“The whole persona is this relaxed, calm environment and then the client goes out the door and you turn into a mad hatter.” Audrey from Champneys
Champneys, one of the country’s oldest health spas, is put under the microscope in this new ITV documentary as it undergoes a challenging period of change.
The famous luxury health spa evokes images of clientele in white cotton robes being massaged and pampered. But below this serene, calm exterior, the cameras capture owner Stephen Purdew and his staff’s efforts to bring Champneys up to scratch as a five star destination in line with competition from other high-end health farms.
This one hour programme visits the family run establishment, set in 200 acres of countryside in Tring, as it undergoes a four month refurbishment and Stephen hires new members of staff tasked with improving standards in key areas.
Stephen says: “Now the guest is expecting every aspect, not just the spa services and the fitness and treatments and all the other things and classes, they want a great hotel experience.”
With shortcomings in both reception and housekeeping, Stephen has had to draft in new staff members to help resolve the ongoing problems: Thomas is employed as the new general manager, Benita as head of reception and Irina as a manager in housekeeping.
The new recruits join existing members of staff, such as head waiter Charles, who treats the ladies to a dance and a flirt as he serves up their lunch, and outgoing Audrey who sells the lotions and potions in the shop.
Whilst the facials, massages and manicures carry on and guests are polished and exfoliated, new carpets are laid, walls are painted and staff are retrained to adopt a more five star way of working.
But, in contrast to the guests relaxing in the treatment rooms, the new managers’ attempts to make improvements prove to be a difficult and at times, stressful, process.
Audrey says: “I think we are unique we are not stars, we are unique, we are something special, there is something about us. People love us and hate us and that’s what’s unique about us.”
The spa was once frequented by Princess Diana and has belonged to Stephen’s family for many years.

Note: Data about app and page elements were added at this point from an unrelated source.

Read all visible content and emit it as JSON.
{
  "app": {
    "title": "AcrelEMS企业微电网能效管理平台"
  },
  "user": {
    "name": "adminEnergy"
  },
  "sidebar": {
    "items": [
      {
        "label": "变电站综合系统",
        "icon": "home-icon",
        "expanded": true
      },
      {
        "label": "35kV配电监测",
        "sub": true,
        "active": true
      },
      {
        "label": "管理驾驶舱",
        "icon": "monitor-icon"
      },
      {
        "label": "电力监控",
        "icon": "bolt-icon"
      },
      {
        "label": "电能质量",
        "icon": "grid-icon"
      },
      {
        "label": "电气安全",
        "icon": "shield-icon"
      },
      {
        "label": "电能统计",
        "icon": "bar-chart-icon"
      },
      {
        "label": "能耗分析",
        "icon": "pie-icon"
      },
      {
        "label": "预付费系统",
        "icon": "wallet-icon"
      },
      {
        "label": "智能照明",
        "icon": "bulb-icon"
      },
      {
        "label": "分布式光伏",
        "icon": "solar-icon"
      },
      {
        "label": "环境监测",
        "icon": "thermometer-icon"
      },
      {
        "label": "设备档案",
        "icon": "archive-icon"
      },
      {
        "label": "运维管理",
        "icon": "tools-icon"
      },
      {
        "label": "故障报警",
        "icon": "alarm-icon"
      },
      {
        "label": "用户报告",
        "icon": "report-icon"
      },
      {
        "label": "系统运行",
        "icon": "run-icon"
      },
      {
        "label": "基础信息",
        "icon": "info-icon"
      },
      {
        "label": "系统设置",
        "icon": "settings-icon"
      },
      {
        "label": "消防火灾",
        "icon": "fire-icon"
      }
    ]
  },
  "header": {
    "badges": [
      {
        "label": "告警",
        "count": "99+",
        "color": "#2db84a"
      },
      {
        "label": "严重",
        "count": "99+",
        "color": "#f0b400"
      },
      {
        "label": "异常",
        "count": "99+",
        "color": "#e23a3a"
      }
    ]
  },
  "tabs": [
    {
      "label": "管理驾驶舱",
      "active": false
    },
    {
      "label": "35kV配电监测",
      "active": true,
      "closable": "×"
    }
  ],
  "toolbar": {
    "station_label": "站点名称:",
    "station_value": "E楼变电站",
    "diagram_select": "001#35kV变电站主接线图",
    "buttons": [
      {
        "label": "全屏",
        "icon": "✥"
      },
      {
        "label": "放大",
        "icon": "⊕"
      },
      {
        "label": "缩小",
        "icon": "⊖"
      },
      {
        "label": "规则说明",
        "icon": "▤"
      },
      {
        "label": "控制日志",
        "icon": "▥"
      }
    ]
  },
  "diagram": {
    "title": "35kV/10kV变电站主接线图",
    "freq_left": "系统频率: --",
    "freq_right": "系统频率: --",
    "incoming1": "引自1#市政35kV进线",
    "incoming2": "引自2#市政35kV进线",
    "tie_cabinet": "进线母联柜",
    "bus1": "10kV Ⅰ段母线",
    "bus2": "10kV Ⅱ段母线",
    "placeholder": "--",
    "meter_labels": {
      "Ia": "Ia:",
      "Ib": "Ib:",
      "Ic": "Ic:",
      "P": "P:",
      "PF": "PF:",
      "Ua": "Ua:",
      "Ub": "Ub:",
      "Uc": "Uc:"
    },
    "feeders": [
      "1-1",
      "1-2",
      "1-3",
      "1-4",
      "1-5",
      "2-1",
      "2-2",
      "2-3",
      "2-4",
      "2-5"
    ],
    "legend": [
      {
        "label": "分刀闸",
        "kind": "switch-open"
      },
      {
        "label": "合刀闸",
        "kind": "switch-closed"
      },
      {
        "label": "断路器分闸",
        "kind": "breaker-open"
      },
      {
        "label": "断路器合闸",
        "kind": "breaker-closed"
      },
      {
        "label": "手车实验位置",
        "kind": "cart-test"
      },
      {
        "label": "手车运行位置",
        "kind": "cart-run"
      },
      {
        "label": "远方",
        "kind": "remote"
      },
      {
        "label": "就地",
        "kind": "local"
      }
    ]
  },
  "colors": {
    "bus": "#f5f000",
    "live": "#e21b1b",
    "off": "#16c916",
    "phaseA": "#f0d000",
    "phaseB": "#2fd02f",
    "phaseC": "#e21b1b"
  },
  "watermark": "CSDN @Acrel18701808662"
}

He is very proud of the Tring estate’s history and tells the programme how it was once owned by the famous banking dynasty the Rothschilds who employed 54 members of staff for 15 years for a woman who never actually moved in.
Stephen says: “It does annoy me when hotels pretend to me, put a few poxy little photographs of a pool angle and a treatment room and put a programme of exercise programmes on or a selection of. And pretend they’re us.”
Stephen likes to go above and beyond expectations for his guests, telling the programme how he gifted one VIP guest a painting mounted on the wall after she said she liked it and asked to buy it.
“Well she is here for six months with eight suites and I think her bill is about a quarter of million pounds, I thought it would be a nice gesture of mine,” he says.
But the key to the Champneys experience, in Stephen’s eyes, is to give every guest the five star experience whether it’s a high ranking member of the Arabic royal family staying for six months or an old couple visiting for a night for a bit of pampering.
“I’ve had my eyebrows plucked for the first time in 82 years”, says one male guest.
However, the changes are beginning to lead to friction behind the scenes among staff, as Kerrie, the housekeeping manager is not seeing eye-to-eye with new manager Irina. When Irina goes over Kerrie’s head to complain about other members of staff their rift deepens.
Irina says: “I respect the person but I can’t look up to my manager because we cannot get to the same… we don’t have the same opinion I think.”
The pressure increases further on housekeeping when a mystery shopper gives the spa bad feedback after they are checked into a room full of dirty plates left from a previous guest. The pressure is on for Kerrie and Irina to join forces to improve the housekeeping issues.
Benita, the new front of house manager with a five star background, is also struggling to improve standards in reception.
She said: “There is just not enough hours in the day to be able to do what we want to do and at the moment it is just fighting fires we are not getting anywhere. And it does feel that every time we are moving forward we are moving 10 steps back.”
Four months later and the refurbishments are almost complete, Stephen inspects the new rooms making small changes here and there.
He says: “Can we get rid of that poxy little sign thing, that stand with products in, it’s not classy enough for here we don’t need it.”
There have also been some unexpected changes since the cameras visited last. A few of the new staff members have decided to leave after finding they couldn’t make the changes they were brought in to make.
One of Champneys longest serving members of staff, Audrey has worked at the health spa for almost 40 years. She tells the programme that in her opinion no one can change Champneys.
She says: “ People when they come they have got to respect that and they have got to see that and then swim with it and then put change in with it. But you can’t totally change the place. No, no, Champneys is Champneys. Sorry. I have been here too long!”
Directed and narrated by Richard Macer, Platform Productions.